Excerpts from an interface dataset
-- Opening Marker --

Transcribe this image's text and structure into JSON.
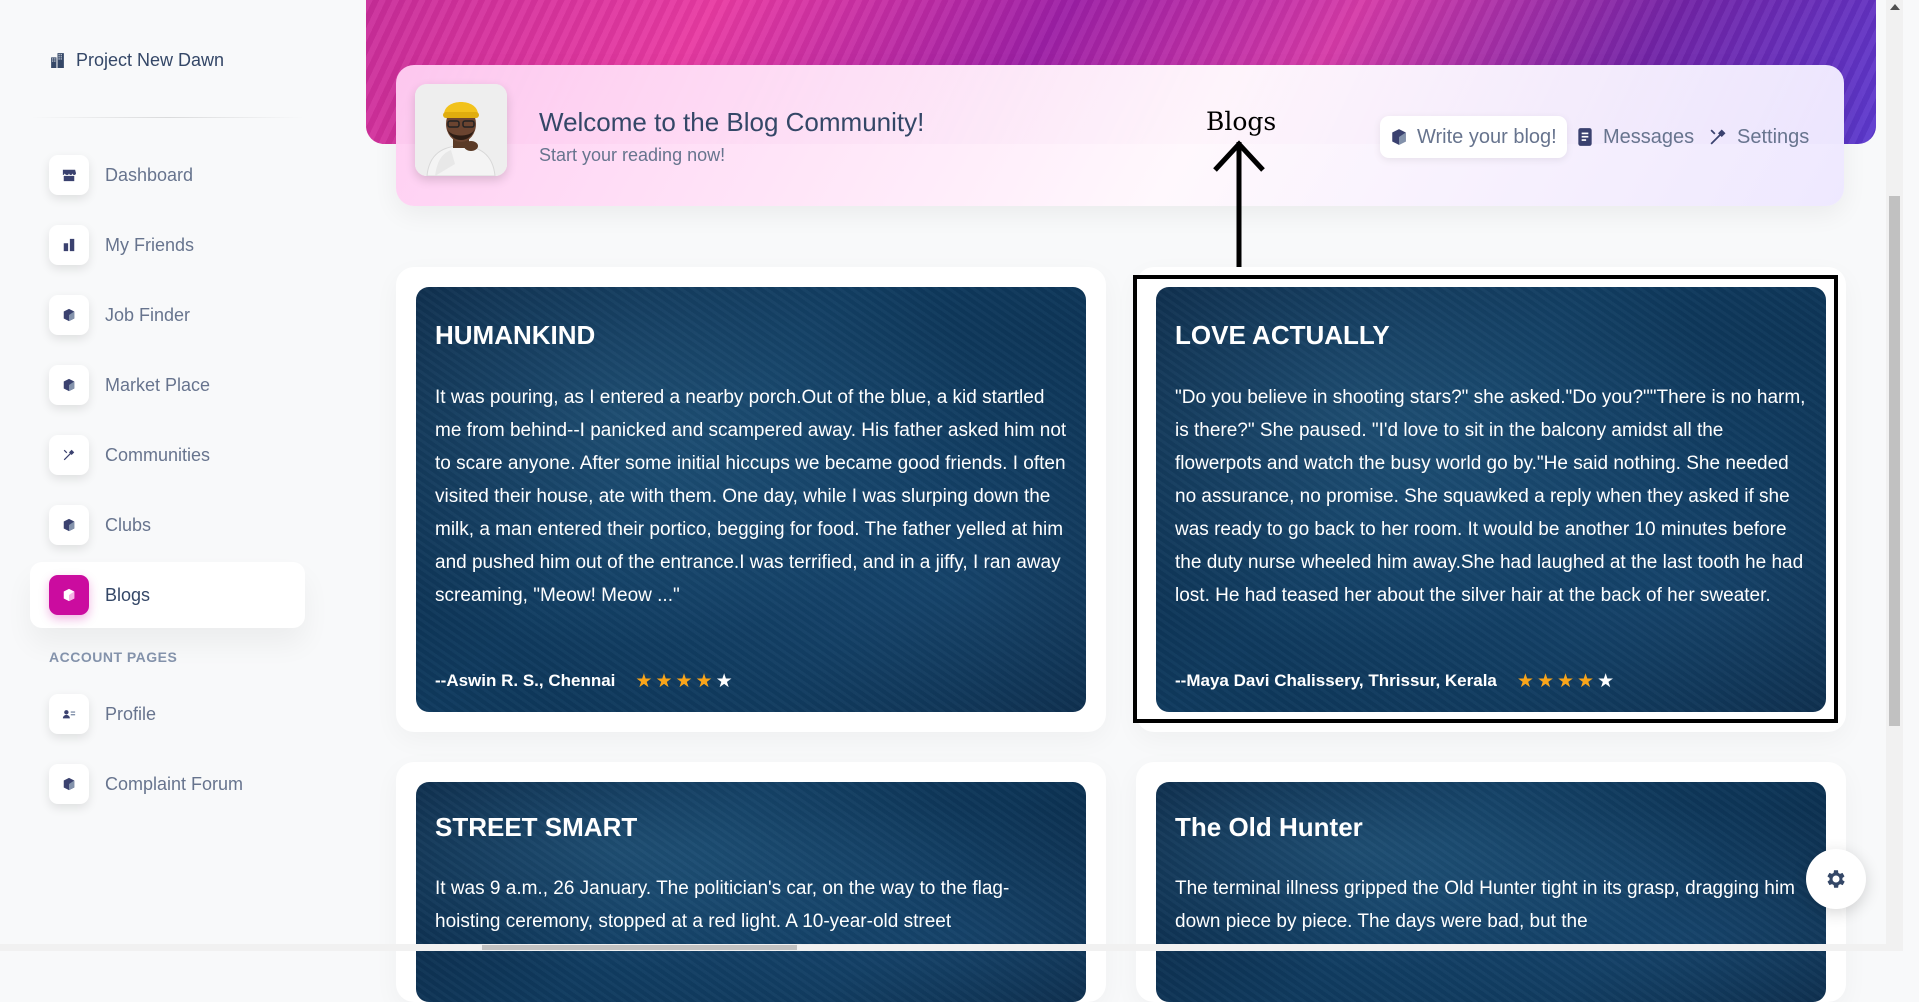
{
  "brand": {
    "name": "Project New Dawn",
    "icon": "building-icon"
  },
  "sidebar": {
    "items": [
      {
        "label": "Dashboard",
        "icon": "shop-icon"
      },
      {
        "label": "My Friends",
        "icon": "building-icon"
      },
      {
        "label": "Job Finder",
        "icon": "cube-icon"
      },
      {
        "label": "Market Place",
        "icon": "cube-icon"
      },
      {
        "label": "Communities",
        "icon": "tools-icon"
      },
      {
        "label": "Clubs",
        "icon": "cube-icon"
      },
      {
        "label": "Blogs",
        "icon": "cube-icon",
        "active": true
      }
    ],
    "section_label": "ACCOUNT PAGES",
    "account_items": [
      {
        "label": "Profile",
        "icon": "user-card-icon"
      },
      {
        "label": "Complaint Forum",
        "icon": "cube-icon"
      }
    ]
  },
  "header": {
    "title": "Welcome to the Blog Community!",
    "subtitle": "Start your reading now!",
    "actions": [
      {
        "label": "Write your blog!",
        "icon": "cube-icon"
      },
      {
        "label": "Messages",
        "icon": "document-icon"
      },
      {
        "label": "Settings",
        "icon": "tools-icon"
      }
    ]
  },
  "annotation": {
    "label": "Blogs"
  },
  "blogs": [
    {
      "title": "HUMANKIND",
      "text": "It was pouring, as I entered a nearby porch.Out of the blue, a kid startled me from behind--I panicked and scampered away. His father asked him not to scare anyone. After some initial hiccups we became good friends. I often visited their house, ate with them. One day, while I was slurping down the milk, a man entered their portico, begging for food. The father yelled at him and pushed him out of the entrance.I was terrified, and in a jiffy, I ran away screaming, \"Meow! Meow ...\"",
      "author": "--Aswin R. S., Chennai",
      "rating": 4,
      "rating_max": 5
    },
    {
      "title": "LOVE ACTUALLY",
      "text": "\"Do you believe in shooting stars?\" she asked.\"Do you?\"\"There is no harm, is there?\" She paused. \"I'd love to sit in the balcony amidst all the flowerpots and watch the busy world go by.\"He said nothing. She needed no assurance, no promise. She squawked a reply when they asked if she was ready to go back to her room. It would be another 10 minutes before the duty nurse wheeled him away.She had laughed at the last tooth he had lost. He had teased her about the silver hair at the back of her sweater.",
      "author": "--Maya Davi Chalissery, Thrissur, Kerala",
      "rating": 4,
      "rating_max": 5
    },
    {
      "title": "STREET SMART",
      "text": "It was 9 a.m., 26 January. The politician's car, on the way to the flag-hoisting ceremony, stopped at a red light. A 10-year-old street"
    },
    {
      "title": "The Old Hunter",
      "text": "The terminal illness gripped the Old Hunter tight in its grasp, dragging him down piece by piece. The days were bad, but the"
    }
  ],
  "colors": {
    "accent": "#cb0c9f",
    "star": "#f9a51a",
    "text": "#344767",
    "muted": "#67748e"
  }
}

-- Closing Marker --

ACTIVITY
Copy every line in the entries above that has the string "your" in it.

RESPONSE FOR THIS EXERCISE
    "subtitle": "Start your reading now!",
        "label": "Write your blog!",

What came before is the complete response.